TO VOLUNTEER contact stewards@highparknature.org or just come to an event

 

HIGH PARK NATURE

 

HIGH PARK STEWARDS

    

 

HIGH PARK NATURE is a joint project of the High Park Natural Environment Committee and High Park Stewards. We welcome your feedback, suggestions, articles and photos. Please contact us at mail@highparknature.org

ABOUT THE PHOTOS: Most of the photos on this site were contributed by local photographers and taken in High Park. Please do not copy or reproduce them without permission. If you would like to contribute photos (low resolution) for this website, please contact us at mail@highparknature.org

  HPNature is a member of Ontario's Nature Network


Custodians:

Fish 

More About Fish and Grenadier Pond

Pumpkinseed
Large-mouth Bass
Karen Yukich

Watch the shallows near the shoreline on warm days in late spring for spawning fish. The males clear a round area for spawning on the bottom of the pond, near shore, and defend the territory.

The fish community, like the habitat in Grenadier Pond has undergone considerable change. Once open to Lake Ontario, the community no doubt reflected those that would enter into the marsh to feed and return to the lake for some or all of their life cycle (e.g. salmon, sturgeon, pike, suckers, minnows). With the connection to the lake gone, the species are locked into the pond, relying on it for all of their life cycle requirements. [Source: Gartner Lee report, 1995]

Historically, Grenadier Pond served as a nursery for fish that spend much of their life in Lake Ontario. There is no longer a direct connection to the lake.

Pumpkinseed is native to Ontario but historically not native to Grenadier Pond.
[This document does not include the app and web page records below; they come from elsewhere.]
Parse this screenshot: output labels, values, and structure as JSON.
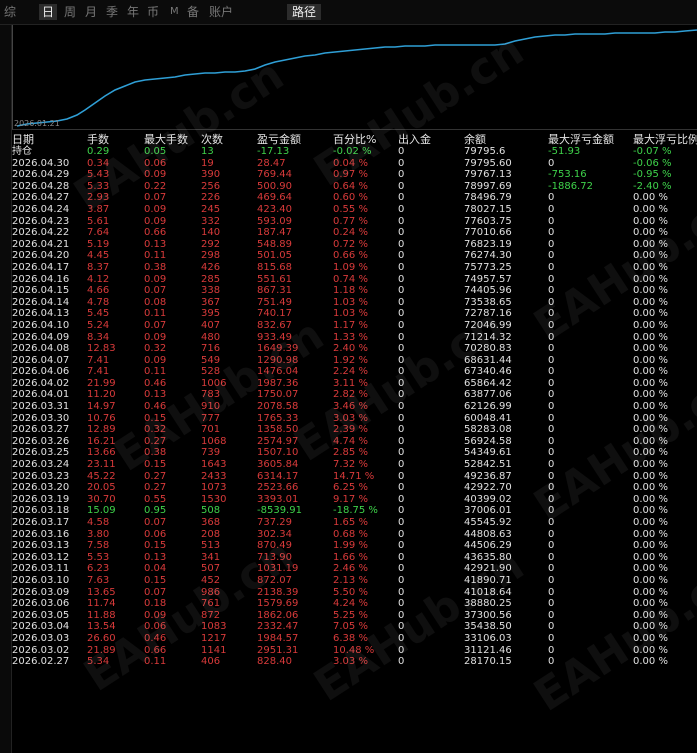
{
  "tabs": [
    "综",
    "日",
    "周",
    "月",
    "季",
    "年",
    "币",
    "M",
    "备",
    "账户"
  ],
  "path_tab": "路径",
  "chart": {
    "start_date": "2026.01.21",
    "line_color": "#2f9fd6"
  },
  "headers": {
    "date": "日期",
    "lots": "手数",
    "max_lots": "最大手数",
    "count": "次数",
    "pnl": "盈亏金额",
    "pct": "百分比%",
    "inout": "出入金",
    "balance": "余额",
    "max_float": "最大浮亏金额",
    "max_float_pct": "最大浮亏比例"
  },
  "holding": {
    "label": "持仓",
    "lots": "0.29",
    "max_lots": "0.05",
    "count": "13",
    "pnl": "-17.13",
    "pct": "-0.02 %",
    "inout": "0",
    "balance": "79795.6",
    "max_float": "-51.93",
    "max_float_pct": "-0.07 %"
  },
  "rows": [
    [
      "2026.04.30",
      "0.34",
      "0.06",
      "19",
      "28.47",
      "0.04 %",
      "0",
      "79795.60",
      "0",
      "-0.06 %"
    ],
    [
      "2026.04.29",
      "5.43",
      "0.09",
      "390",
      "769.44",
      "0.97 %",
      "0",
      "79767.13",
      "-753.16",
      "-0.95 %"
    ],
    [
      "2026.04.28",
      "5.33",
      "0.22",
      "256",
      "500.90",
      "0.64 %",
      "0",
      "78997.69",
      "-1886.72",
      "-2.40 %"
    ],
    [
      "2026.04.27",
      "2.93",
      "0.07",
      "226",
      "469.64",
      "0.60 %",
      "0",
      "78496.79",
      "0",
      "0.00 %"
    ],
    [
      "2026.04.24",
      "3.87",
      "0.09",
      "245",
      "423.40",
      "0.55 %",
      "0",
      "78027.15",
      "0",
      "0.00 %"
    ],
    [
      "2026.04.23",
      "5.61",
      "0.09",
      "332",
      "593.09",
      "0.77 %",
      "0",
      "77603.75",
      "0",
      "0.00 %"
    ],
    [
      "2026.04.22",
      "7.64",
      "0.66",
      "140",
      "187.47",
      "0.24 %",
      "0",
      "77010.66",
      "0",
      "0.00 %"
    ],
    [
      "2026.04.21",
      "5.19",
      "0.13",
      "292",
      "548.89",
      "0.72 %",
      "0",
      "76823.19",
      "0",
      "0.00 %"
    ],
    [
      "2026.04.20",
      "4.45",
      "0.11",
      "298",
      "501.05",
      "0.66 %",
      "0",
      "76274.30",
      "0",
      "0.00 %"
    ],
    [
      "2026.04.17",
      "8.37",
      "0.38",
      "426",
      "815.68",
      "1.09 %",
      "0",
      "75773.25",
      "0",
      "0.00 %"
    ],
    [
      "2026.04.16",
      "4.12",
      "0.09",
      "285",
      "551.61",
      "0.74 %",
      "0",
      "74957.57",
      "0",
      "0.00 %"
    ],
    [
      "2026.04.15",
      "4.66",
      "0.07",
      "338",
      "867.31",
      "1.18 %",
      "0",
      "74405.96",
      "0",
      "0.00 %"
    ],
    [
      "2026.04.14",
      "4.78",
      "0.08",
      "367",
      "751.49",
      "1.03 %",
      "0",
      "73538.65",
      "0",
      "0.00 %"
    ],
    [
      "2026.04.13",
      "5.45",
      "0.11",
      "395",
      "740.17",
      "1.03 %",
      "0",
      "72787.16",
      "0",
      "0.00 %"
    ],
    [
      "2026.04.10",
      "5.24",
      "0.07",
      "407",
      "832.67",
      "1.17 %",
      "0",
      "72046.99",
      "0",
      "0.00 %"
    ],
    [
      "2026.04.09",
      "8.34",
      "0.09",
      "480",
      "933.49",
      "1.33 %",
      "0",
      "71214.32",
      "0",
      "0.00 %"
    ],
    [
      "2026.04.08",
      "12.83",
      "0.32",
      "716",
      "1649.39",
      "2.40 %",
      "0",
      "70280.83",
      "0",
      "0.00 %"
    ],
    [
      "2026.04.07",
      "7.41",
      "0.09",
      "549",
      "1290.98",
      "1.92 %",
      "0",
      "68631.44",
      "0",
      "0.00 %"
    ],
    [
      "2026.04.06",
      "7.41",
      "0.11",
      "528",
      "1476.04",
      "2.24 %",
      "0",
      "67340.46",
      "0",
      "0.00 %"
    ],
    [
      "2026.04.02",
      "21.99",
      "0.46",
      "1006",
      "1987.36",
      "3.11 %",
      "0",
      "65864.42",
      "0",
      "0.00 %"
    ],
    [
      "2026.04.01",
      "11.20",
      "0.13",
      "783",
      "1750.07",
      "2.82 %",
      "0",
      "63877.06",
      "0",
      "0.00 %"
    ],
    [
      "2026.03.31",
      "14.97",
      "0.46",
      "910",
      "2078.58",
      "3.46 %",
      "0",
      "62126.99",
      "0",
      "0.00 %"
    ],
    [
      "2026.03.30",
      "10.76",
      "0.15",
      "777",
      "1765.33",
      "3.03 %",
      "0",
      "60048.41",
      "0",
      "0.00 %"
    ],
    [
      "2026.03.27",
      "12.89",
      "0.32",
      "701",
      "1358.50",
      "2.39 %",
      "0",
      "58283.08",
      "0",
      "0.00 %"
    ],
    [
      "2026.03.26",
      "16.21",
      "0.27",
      "1068",
      "2574.97",
      "4.74 %",
      "0",
      "56924.58",
      "0",
      "0.00 %"
    ],
    [
      "2026.03.25",
      "13.66",
      "0.38",
      "739",
      "1507.10",
      "2.85 %",
      "0",
      "54349.61",
      "0",
      "0.00 %"
    ],
    [
      "2026.03.24",
      "23.11",
      "0.15",
      "1643",
      "3605.84",
      "7.32 %",
      "0",
      "52842.51",
      "0",
      "0.00 %"
    ],
    [
      "2026.03.23",
      "45.22",
      "0.27",
      "2433",
      "6314.17",
      "14.71 %",
      "0",
      "49236.87",
      "0",
      "0.00 %"
    ],
    [
      "2026.03.20",
      "20.05",
      "0.27",
      "1073",
      "2523.66",
      "6.25 %",
      "0",
      "42922.70",
      "0",
      "0.00 %"
    ],
    [
      "2026.03.19",
      "30.70",
      "0.55",
      "1530",
      "3393.01",
      "9.17 %",
      "0",
      "40399.02",
      "0",
      "0.00 %"
    ],
    [
      "2026.03.18",
      "15.09",
      "0.95",
      "508",
      "-8539.91",
      "-18.75 %",
      "0",
      "37006.01",
      "0",
      "0.00 %"
    ],
    [
      "2026.03.17",
      "4.58",
      "0.07",
      "368",
      "737.29",
      "1.65 %",
      "0",
      "45545.92",
      "0",
      "0.00 %"
    ],
    [
      "2026.03.16",
      "3.80",
      "0.06",
      "208",
      "302.34",
      "0.68 %",
      "0",
      "44808.63",
      "0",
      "0.00 %"
    ],
    [
      "2026.03.13",
      "7.58",
      "0.15",
      "513",
      "870.49",
      "1.99 %",
      "0",
      "44506.29",
      "0",
      "0.00 %"
    ],
    [
      "2026.03.12",
      "5.53",
      "0.13",
      "341",
      "713.90",
      "1.66 %",
      "0",
      "43635.80",
      "0",
      "0.00 %"
    ],
    [
      "2026.03.11",
      "6.23",
      "0.04",
      "507",
      "1031.19",
      "2.46 %",
      "0",
      "42921.90",
      "0",
      "0.00 %"
    ],
    [
      "2026.03.10",
      "7.63",
      "0.15",
      "452",
      "872.07",
      "2.13 %",
      "0",
      "41890.71",
      "0",
      "0.00 %"
    ],
    [
      "2026.03.09",
      "13.65",
      "0.07",
      "986",
      "2138.39",
      "5.50 %",
      "0",
      "41018.64",
      "0",
      "0.00 %"
    ],
    [
      "2026.03.06",
      "11.74",
      "0.18",
      "761",
      "1579.69",
      "4.24 %",
      "0",
      "38880.25",
      "0",
      "0.00 %"
    ],
    [
      "2026.03.05",
      "11.88",
      "0.09",
      "872",
      "1862.06",
      "5.25 %",
      "0",
      "37300.56",
      "0",
      "0.00 %"
    ],
    [
      "2026.03.04",
      "13.54",
      "0.06",
      "1083",
      "2332.47",
      "7.05 %",
      "0",
      "35438.50",
      "0",
      "0.00 %"
    ],
    [
      "2026.03.03",
      "26.60",
      "0.46",
      "1217",
      "1984.57",
      "6.38 %",
      "0",
      "33106.03",
      "0",
      "0.00 %"
    ],
    [
      "2026.03.02",
      "21.89",
      "0.66",
      "1141",
      "2951.31",
      "10.48 %",
      "0",
      "31121.46",
      "0",
      "0.00 %"
    ],
    [
      "2026.02.27",
      "5.34",
      "0.11",
      "406",
      "828.40",
      "3.03 %",
      "0",
      "28170.15",
      "0",
      "0.00 %"
    ]
  ],
  "watermark": "EAHub.cn"
}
See also Ohio DNR Factsheet.

Largemouth Bass eat mainly fish, frogs and crayfish, and generally live in shallow water most of the year; spawn in shallow water in later spring to mid-summer, preferring a well-protected area of sand, gravel and silt. See also DFO Factsheet.
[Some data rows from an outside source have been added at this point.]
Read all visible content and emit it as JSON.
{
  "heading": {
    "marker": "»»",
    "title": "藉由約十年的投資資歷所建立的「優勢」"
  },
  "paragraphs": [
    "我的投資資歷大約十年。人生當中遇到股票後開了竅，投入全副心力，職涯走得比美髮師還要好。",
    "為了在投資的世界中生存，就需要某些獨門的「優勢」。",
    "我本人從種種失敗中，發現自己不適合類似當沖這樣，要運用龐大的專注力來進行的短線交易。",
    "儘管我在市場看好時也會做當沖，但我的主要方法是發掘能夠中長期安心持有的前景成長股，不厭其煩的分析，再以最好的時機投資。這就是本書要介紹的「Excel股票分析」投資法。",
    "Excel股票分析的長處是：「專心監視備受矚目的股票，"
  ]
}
Carp, an introduced species, does well in low oxygen conditions. See also RBG Factsheet.

Pike need soft sedges to spawn in. Seasonal fluctuations in water levels help to maintain this kind of habitat. More about Northern Pike.

 

hosted by canadianwebhosting.ca | powered by pmwiki-2.2.44
Content last modified on May 29, 2013, at 02:05 PM EST